In one of the most intense midterm elections in recent memory, it's still a tight battle between Republicans and Democrats to determine how the balance of power will shift in Washington. But before voters head to the polls next week to settle the score, ABC's David Muir spoke with Politico's Marty Kady to handicap some of the closest races.
"Almost every prognosticator, from the most ambitious ones to the most conservative ones, believes that the House will flip to Republican," said Kady. "Whether that means a 40-seat gain, a 45-seat gain, or 60, 70-seat gain, we don't know how big the wave's going to be."
Close races in several states could even make the difference between a Democratic or Republican-controlled Senate, though that seems unlikely at this time.
"Republicans will really have to shoot the moon to gain the Senate.

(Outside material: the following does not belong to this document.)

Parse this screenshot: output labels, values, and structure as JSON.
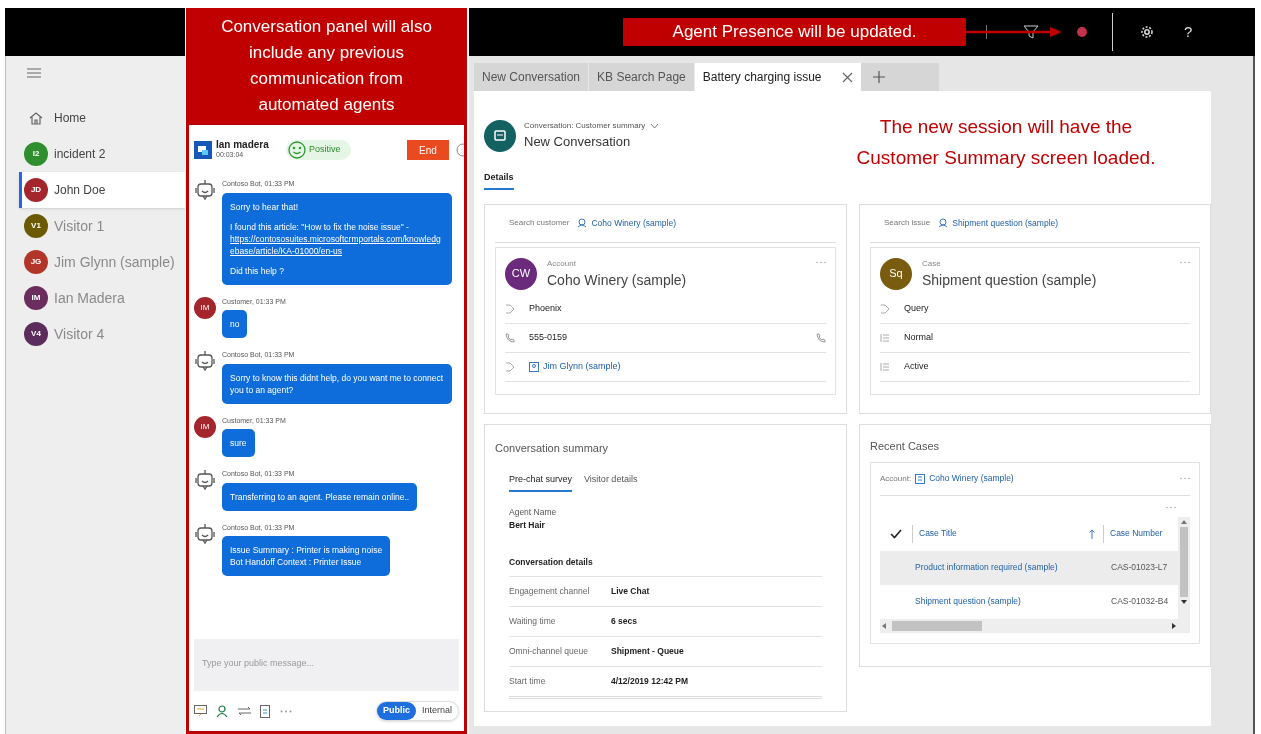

They'll have to win every competitive race, including some where Democrats lead -- Washington State, California," Kady said.
And in Nevada, powerful Senate Majority Leader Harry Reid is in the fight of his life just to retain his own seat, up against Tea Party-backed candidate Sharron Angle.
"Harry Reid's negatives in Nevada are very high," Kady said. "That's a race that we might not know the outcome until very early, or the next morning East Coast time. They're deadlocked in the polls."
Many of the races have drawn national attention, from the ups and downs of the Alaska senate race to the intense battles on the California airwaves. Republican gubernatorial candidate Meg Whitman has spent upwards of $140 million in her quest to defeat Jerry Brown, but even that may not be enough.
"The polls we see, Jerry Brown is extending his lead as we go into the final week, so Meg Whitman might end up running the most expensive, self-funded losing campaign in political history."
Muir and Kady had more to say on some of the races, including which race Kady considers the most interesting in this election cycle. We hope you'll watch.